            Having decided to live in California permanently, she began negotiations to sell the cottage at Bar Harbor and her Washington properties.
            Alice's career as a spreader of culture in California began with a production of a rewritten Man in the Moon and a concert by rising young California musicians. Back to Washington she went for the winter to attend to business matters, and while she was there she wrote her autobiography. She had also learned that the Washington chapter of the Drama League of America was holding a play-writing contest, and Alice thought it would be fun to win. She entered a rewrite of a play by Natalie and won. She accepted the prize and departed for California.
            In January 1928, she gave two plays at the Hollywood Play House. She had new clothes made, took dance lessons and gave many parties in her home. She made portraits of her new friends in Hollywood, and opened the Theatre Mart in a Spanish architecture playhouse and dedicated it to trying out new plays. For the next three years the public saw new plays every week at Alice's theater, many of them by her. She also held an exhibition of her paintings at the Stendahl Art Gallery in Los Angeles and established her reputation on the West Coast as a serious artist.
            Alice wrote to Natalie that she had had an attack and Hester had taken her to the doctor. The diagnosis was angina and arteriosclerosis, but she was getting better. Then she learned on Jan. 10, 1931, that the Theatre Mart had been declared a fire hazard by the Los Angeles Fire Department and did not meet the zoning laws for a playhouse. Alice reluctantly closed the theater.
            After a summer of rest, she began lecturing at clubs in the area, promoting the idea of establishing outdoor theater in the gardens of California.
            Her ballet The Shepherd of Shiriz was presented in September in the Hollywood Bowl. She wrote a play about James Whistler called Jimmie, and the English actor George Arliss agreed to play the title role. She planned to reopen the Theatre Mart for the performance in spite of the fire and zoning rules.
            On Oct. 12, 1931, she finished the play. She put on a new dress and coat, a diamond necklace Albert had given her, and five diamond rings. She had her chauffeur drive her to a concert at the McDowell Town Club.
            When she walked into the concert room, she sat down on a bench to rest before going to her seat.
            And there the long and colorful career of a remarkable woman came to a sudden end. She collapsed and died before help could arrive.
            Alice's sister Hester sent her body to be buried on Hester's lot in Woodland Cemetery, separated from the Barney lot by a few feet of grassy path. On her gravestone, according to Alice's wishes, is the legend:
            Alice Pike Barney
            ``The Talented One''
            Neither Laura nor Natalie came for the burial.
            Laura was executor of Alice's estate.
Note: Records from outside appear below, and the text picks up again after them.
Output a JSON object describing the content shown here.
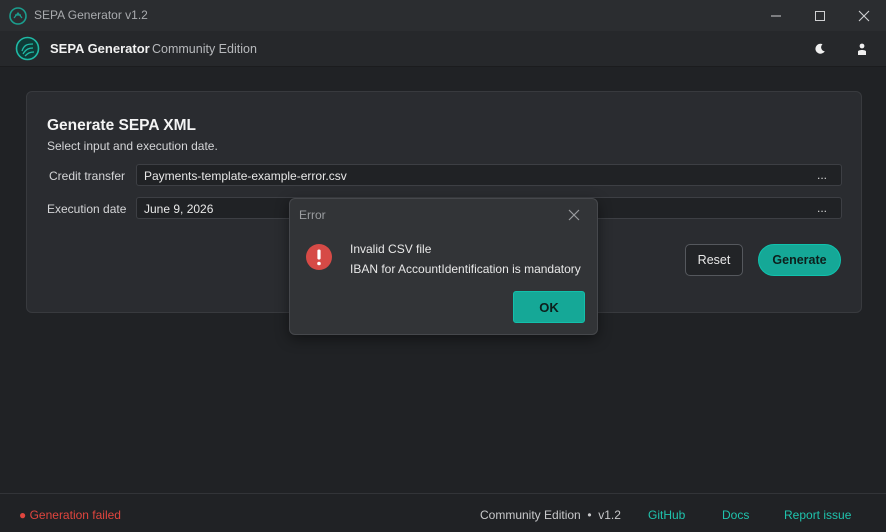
{
  "window": {
    "title": "SEPA Generator v1.2",
    "icons": [
      "app-logo-icon",
      "minimize-icon",
      "maximize-icon",
      "close-icon"
    ]
  },
  "header": {
    "app_name": "SEPA Generator",
    "edition": "Community Edition",
    "icons": [
      "theme-moon-icon",
      "user-icon"
    ]
  },
  "card": {
    "title": "Generate SEPA XML",
    "subtitle": "Select input and execution date.",
    "credit_transfer": {
      "label": "Credit transfer",
      "value": "Payments-template-example-error.csv",
      "browse": "..."
    },
    "execution_date": {
      "label": "Execution date",
      "value": "June 9, 2026",
      "browse": "..."
    },
    "reset_label": "Reset",
    "generate_label": "Generate"
  },
  "dialog": {
    "title": "Error",
    "line1": "Invalid CSV file",
    "line2": "IBAN for AccountIdentification is mandatory",
    "ok_label": "OK"
  },
  "status": {
    "message": "● Generation failed",
    "edition_version": "Community Edition  •  v1.2",
    "links": {
      "github": "GitHub",
      "docs": "Docs",
      "report": "Report issue"
    }
  },
  "colors": {
    "accent": "#15a897",
    "error": "#e0453e",
    "background": "#202225"
  }
}
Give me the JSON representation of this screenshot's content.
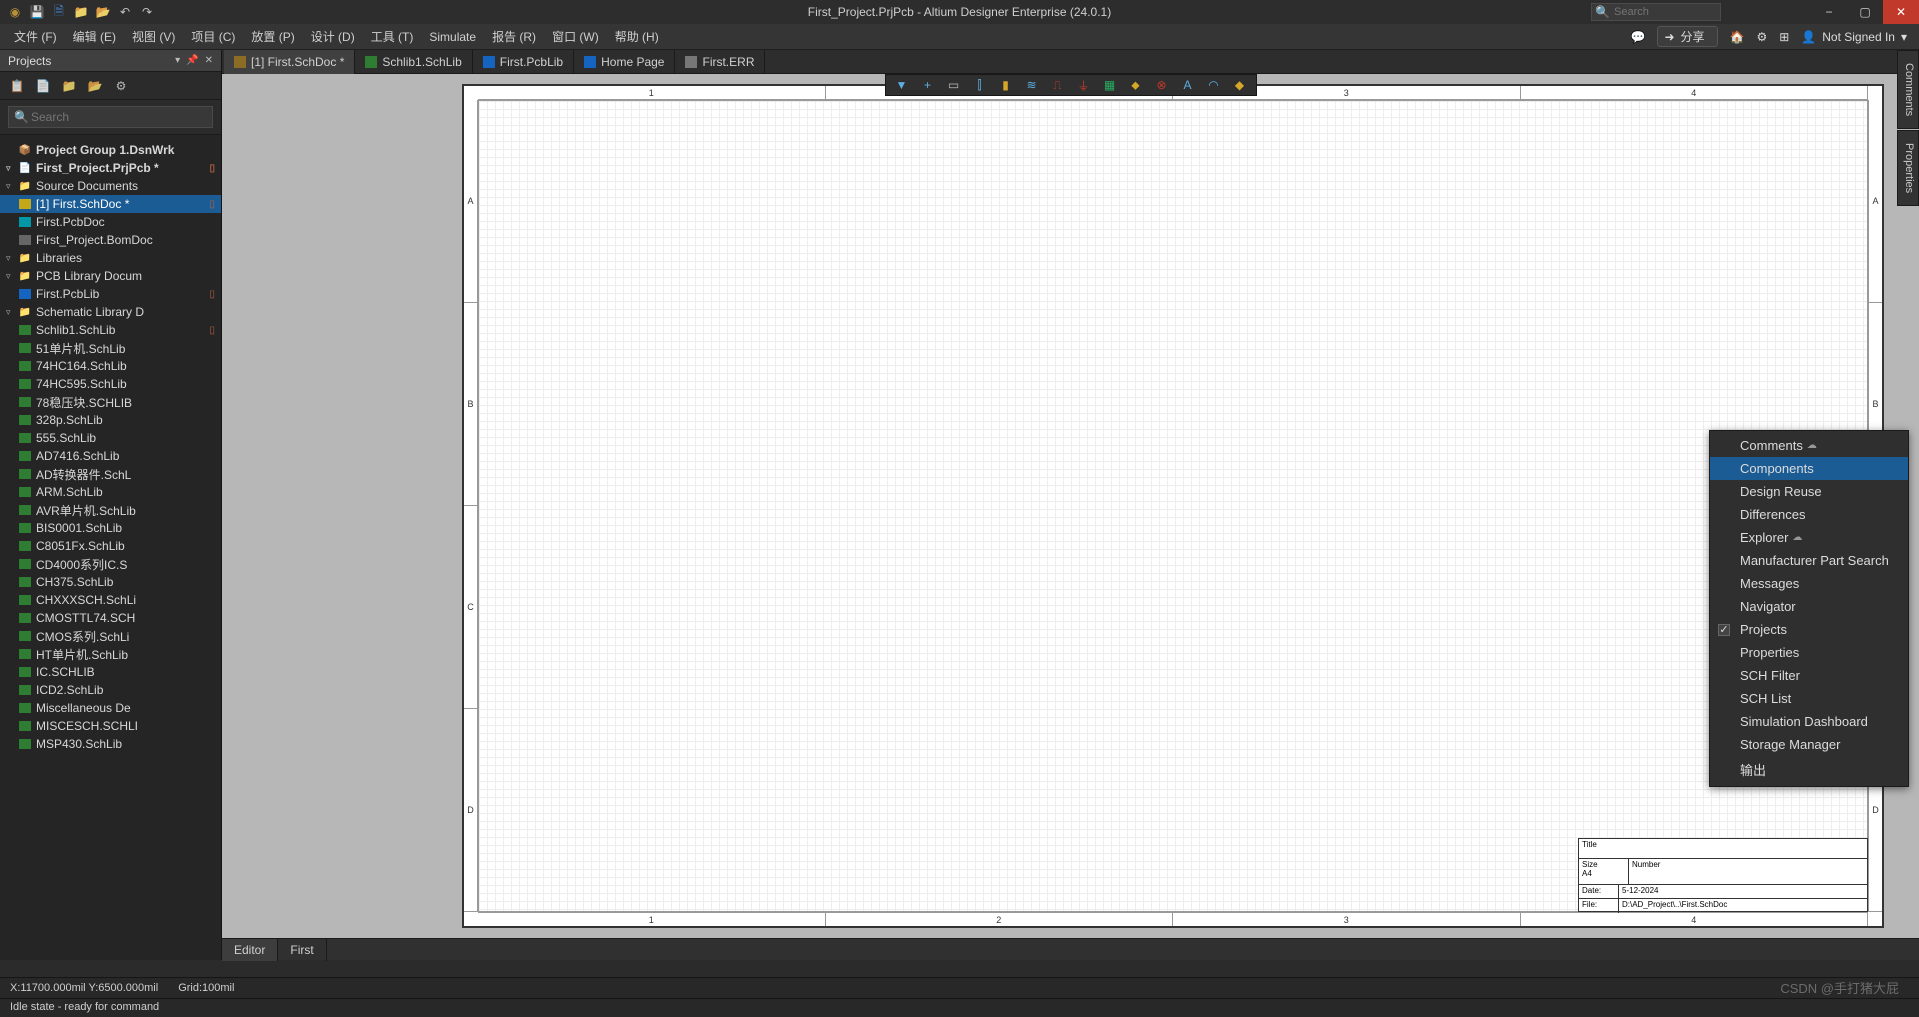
{
  "title": "First_Project.PrjPcb - Altium Designer Enterprise (24.0.1)",
  "search_placeholder": "Search",
  "menus": [
    "文件 (F)",
    "编辑 (E)",
    "视图 (V)",
    "项目 (C)",
    "放置 (P)",
    "设计 (D)",
    "工具 (T)",
    "Simulate",
    "报告 (R)",
    "窗口 (W)",
    "帮助 (H)"
  ],
  "share": "分享",
  "signin": "Not Signed In",
  "projects_title": "Projects",
  "projects_search": "Search",
  "tree": [
    {
      "lvl": 0,
      "tw": "",
      "ic": "📦",
      "txt": "Project Group 1.DsnWrk",
      "bold": true
    },
    {
      "lvl": 1,
      "tw": "▿",
      "ic": "📄",
      "txt": "First_Project.PrjPcb *",
      "bold": true,
      "badge": "▯"
    },
    {
      "lvl": 2,
      "tw": "▿",
      "ic": "📁",
      "txt": "Source Documents"
    },
    {
      "lvl": 3,
      "tw": "",
      "ic": "▢",
      "txt": "[1] First.SchDoc *",
      "sel": true,
      "badge": "▯",
      "icClass": "yellow"
    },
    {
      "lvl": 3,
      "tw": "",
      "ic": "▢",
      "txt": "First.PcbDoc",
      "icClass": "teal"
    },
    {
      "lvl": 3,
      "tw": "",
      "ic": "▢",
      "txt": "First_Project.BomDoc",
      "icClass": "gray"
    },
    {
      "lvl": 2,
      "tw": "▿",
      "ic": "📁",
      "txt": "Libraries"
    },
    {
      "lvl": 3,
      "tw": "▿",
      "ic": "📁",
      "txt": "PCB Library Docum"
    },
    {
      "lvl": 4,
      "tw": "",
      "ic": "▢",
      "txt": "First.PcbLib",
      "badge": "▯",
      "icClass": "blue"
    },
    {
      "lvl": 3,
      "tw": "▿",
      "ic": "📁",
      "txt": "Schematic Library D"
    },
    {
      "lvl": 4,
      "tw": "",
      "ic": "▢",
      "txt": "Schlib1.SchLib",
      "badge": "▯",
      "icClass": "green"
    },
    {
      "lvl": 4,
      "tw": "",
      "ic": "▢",
      "txt": "51单片机.SchLib",
      "icClass": "green"
    },
    {
      "lvl": 4,
      "tw": "",
      "ic": "▢",
      "txt": "74HC164.SchLib",
      "icClass": "green"
    },
    {
      "lvl": 4,
      "tw": "",
      "ic": "▢",
      "txt": "74HC595.SchLib",
      "icClass": "green"
    },
    {
      "lvl": 4,
      "tw": "",
      "ic": "▢",
      "txt": "78稳压块.SCHLIB",
      "icClass": "green"
    },
    {
      "lvl": 4,
      "tw": "",
      "ic": "▢",
      "txt": "328p.SchLib",
      "icClass": "green"
    },
    {
      "lvl": 4,
      "tw": "",
      "ic": "▢",
      "txt": "555.SchLib",
      "icClass": "green"
    },
    {
      "lvl": 4,
      "tw": "",
      "ic": "▢",
      "txt": "AD7416.SchLib",
      "icClass": "green"
    },
    {
      "lvl": 4,
      "tw": "",
      "ic": "▢",
      "txt": "AD转换器件.SchL",
      "icClass": "green"
    },
    {
      "lvl": 4,
      "tw": "",
      "ic": "▢",
      "txt": "ARM.SchLib",
      "icClass": "green"
    },
    {
      "lvl": 4,
      "tw": "",
      "ic": "▢",
      "txt": "AVR单片机.SchLib",
      "icClass": "green"
    },
    {
      "lvl": 4,
      "tw": "",
      "ic": "▢",
      "txt": "BIS0001.SchLib",
      "icClass": "green"
    },
    {
      "lvl": 4,
      "tw": "",
      "ic": "▢",
      "txt": "C8051Fx.SchLib",
      "icClass": "green"
    },
    {
      "lvl": 4,
      "tw": "",
      "ic": "▢",
      "txt": "CD4000系列IC.S",
      "icClass": "green"
    },
    {
      "lvl": 4,
      "tw": "",
      "ic": "▢",
      "txt": "CH375.SchLib",
      "icClass": "green"
    },
    {
      "lvl": 4,
      "tw": "",
      "ic": "▢",
      "txt": "CHXXXSCH.SchLi",
      "icClass": "green"
    },
    {
      "lvl": 4,
      "tw": "",
      "ic": "▢",
      "txt": "CMOSTTL74.SCH",
      "icClass": "green"
    },
    {
      "lvl": 4,
      "tw": "",
      "ic": "▢",
      "txt": "CMOS系列.SchLi",
      "icClass": "green"
    },
    {
      "lvl": 4,
      "tw": "",
      "ic": "▢",
      "txt": "HT单片机.SchLib",
      "icClass": "green"
    },
    {
      "lvl": 4,
      "tw": "",
      "ic": "▢",
      "txt": "IC.SCHLIB",
      "icClass": "green"
    },
    {
      "lvl": 4,
      "tw": "",
      "ic": "▢",
      "txt": "ICD2.SchLib",
      "icClass": "green"
    },
    {
      "lvl": 4,
      "tw": "",
      "ic": "▢",
      "txt": "Miscellaneous De",
      "icClass": "green"
    },
    {
      "lvl": 4,
      "tw": "",
      "ic": "▢",
      "txt": "MISCESCH.SCHLI",
      "icClass": "green"
    },
    {
      "lvl": 4,
      "tw": "",
      "ic": "▢",
      "txt": "MSP430.SchLib",
      "icClass": "green"
    }
  ],
  "doctabs": [
    {
      "label": "[1] First.SchDoc *",
      "active": true,
      "cls": ""
    },
    {
      "label": "Schlib1.SchLib",
      "cls": "green"
    },
    {
      "label": "First.PcbLib",
      "cls": "blue"
    },
    {
      "label": "Home Page",
      "cls": "blue"
    },
    {
      "label": "First.ERR",
      "cls": "gray"
    }
  ],
  "ruler_cols": [
    "1",
    "2",
    "3",
    "4"
  ],
  "ruler_rows": [
    "A",
    "B",
    "C",
    "D"
  ],
  "titleblock": {
    "title_lbl": "Title",
    "size_lbl": "Size",
    "size_val": "A4",
    "number_lbl": "Number",
    "date_lbl": "Date:",
    "date_val": "5-12-2024",
    "file_lbl": "File:",
    "file_val": "D:\\AD_Project\\..\\First.SchDoc"
  },
  "bottabs": [
    "Editor",
    "First"
  ],
  "sidetabs": [
    "Comments",
    "Properties"
  ],
  "ctx": [
    {
      "label": "Comments",
      "cloud": true
    },
    {
      "label": "Components",
      "hl": true
    },
    {
      "label": "Design Reuse"
    },
    {
      "label": "Differences"
    },
    {
      "label": "Explorer",
      "cloud": true
    },
    {
      "label": "Manufacturer Part Search"
    },
    {
      "label": "Messages"
    },
    {
      "label": "Navigator"
    },
    {
      "label": "Projects",
      "chk": true
    },
    {
      "label": "Properties"
    },
    {
      "label": "SCH Filter"
    },
    {
      "label": "SCH List"
    },
    {
      "label": "Simulation Dashboard"
    },
    {
      "label": "Storage Manager"
    },
    {
      "label": "输出"
    }
  ],
  "status": {
    "coords": "X:11700.000mil Y:6500.000mil",
    "grid": "Grid:100mil",
    "idle": "Idle state - ready for command"
  },
  "watermark": "CSDN @手打猪大屁"
}
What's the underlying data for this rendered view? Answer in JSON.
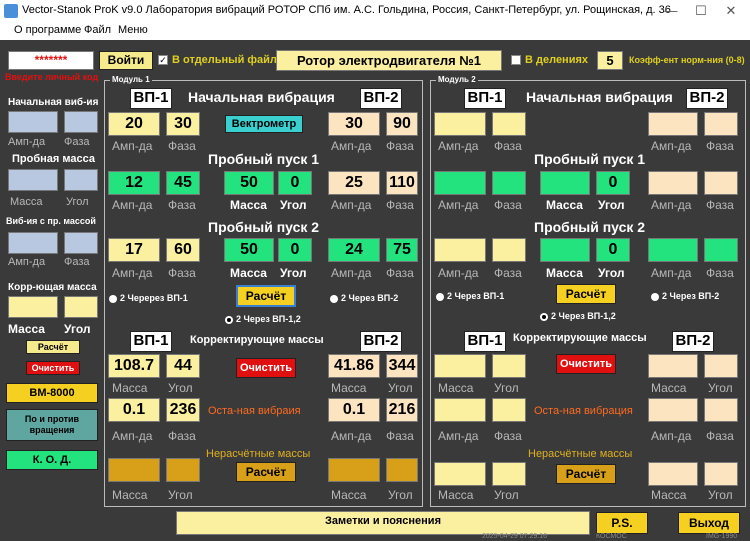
{
  "title": "Vector-Stanok ProK v9.0  Лаборатория вибраций РОТОР СПб им. А.С. Гольдина, Россия,  Санкт-Петербург, ул. Рощинская, д. 36",
  "menu": [
    "О программе",
    "Файл",
    "Меню"
  ],
  "top": {
    "password": "*******",
    "login": "Войти",
    "separate_file": "В отдельный файл",
    "rotor": "Ротор электродвигателя №1",
    "divisions": "В делениях",
    "coef": "5",
    "coef_label": "Коэфф-ент норм-ния (0-8)",
    "code_hint": "Введите личный код"
  },
  "side": {
    "initial": "Начальная виб-ия",
    "amp": "Амп-да",
    "phase": "Фаза",
    "trial_mass": "Пробная масса",
    "mass": "Масса",
    "angle": "Угол",
    "vib_trial": "Виб-ия с пр. массой",
    "corr_mass": "Корр-ющая масса",
    "calc": "Расчёт",
    "clear": "Очистить",
    "bm": "BM-8000",
    "rot": "По и против вращения",
    "kod": "К. О. Д."
  },
  "m1": {
    "legend": "Модуль 1",
    "vp1": "ВП-1",
    "vp2": "ВП-2",
    "initial": "Начальная вибрация",
    "vect": "Вектрометр",
    "iv": [
      "20",
      "30",
      "30",
      "90"
    ],
    "trial1": "Пробный пуск 1",
    "t1": [
      "12",
      "45",
      "50",
      "0",
      "25",
      "110"
    ],
    "trial2": "Пробный пуск 2",
    "t2": [
      "17",
      "60",
      "50",
      "0",
      "24",
      "75"
    ],
    "amp": "Амп-да",
    "phase": "Фаза",
    "mass": "Масса",
    "angle": "Угол",
    "r1": "2 Черерез ВП-1",
    "r2": "2 Через ВП-2",
    "r3": "2 Через ВП-1,2",
    "calc": "Расчёт",
    "corr": "Корректирующие массы",
    "cm": [
      "108.7",
      "44",
      "41.86",
      "344"
    ],
    "clear": "Очистить",
    "resid": "Оста-ная вибраия",
    "rv": [
      "0.1",
      "236",
      "0.1",
      "216"
    ],
    "unc": "Нерасчётные массы",
    "calc2": "Расчёт"
  },
  "m2": {
    "legend": "Модуль 2",
    "vp1": "ВП-1",
    "vp2": "ВП-2",
    "initial": "Начальная вибрация",
    "trial1": "Пробный пуск 1",
    "t1zero": "0",
    "trial2": "Пробный пуск 2",
    "t2zero": "0",
    "amp": "Амп-да",
    "phase": "Фаза",
    "mass": "Масса",
    "angle": "Угол",
    "r1": "2 Через ВП-1",
    "r2": "2 Через ВП-2",
    "r3": "2 Через ВП-1,2",
    "calc": "Расчёт",
    "corr": "Корректирующие массы",
    "clear": "Очистить",
    "resid": "Оста-ная вибрация",
    "unc": "Нерасчётные массы",
    "calc2": "Расчёт"
  },
  "bottom": {
    "notes": "Заметки и пояснения",
    "ps": "P.S.",
    "exit": "Выход",
    "s1": "2025-04-29 07:29:16",
    "s2": "КОСМОС",
    "s3": "IMG-1990"
  },
  "colors": {
    "bg": "#3a3a3a",
    "yellow": "#fbefa0",
    "green": "#22e37e",
    "blue": "#b8c8e0",
    "gold": "#d8a018",
    "red": "#e01010",
    "orange": "#ff6a20"
  }
}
Many of her paintings were given to various museums, including the Dayton Art Institute. The Rhode Island Avenue house became a girls school and, when it closed, a boarding house and later a club. It was finally demolished to provide a site for the Gramercy Inn Hotel.
            Laura sold the California property. Studio House was rented to an embassy and later to a British officers' club during World War II. The girls finally donated the building to the Smithsonian Institution for an arts and cultural center. Alice's last play, Jimmie, was presented in Studio House in April 1985 as part of ``An Evening at Barney Studio House, sponsored by the National Museum of American Art.''
            The two lower floors of Studio House are open to the public.
            Every year concerts are given at the National Sylvan Theatre at the foot of the Washington Monument. Think about Alice Barney on July 4.
            Natalie died in 1972 and Laura in 1974. Both are buried in Paris.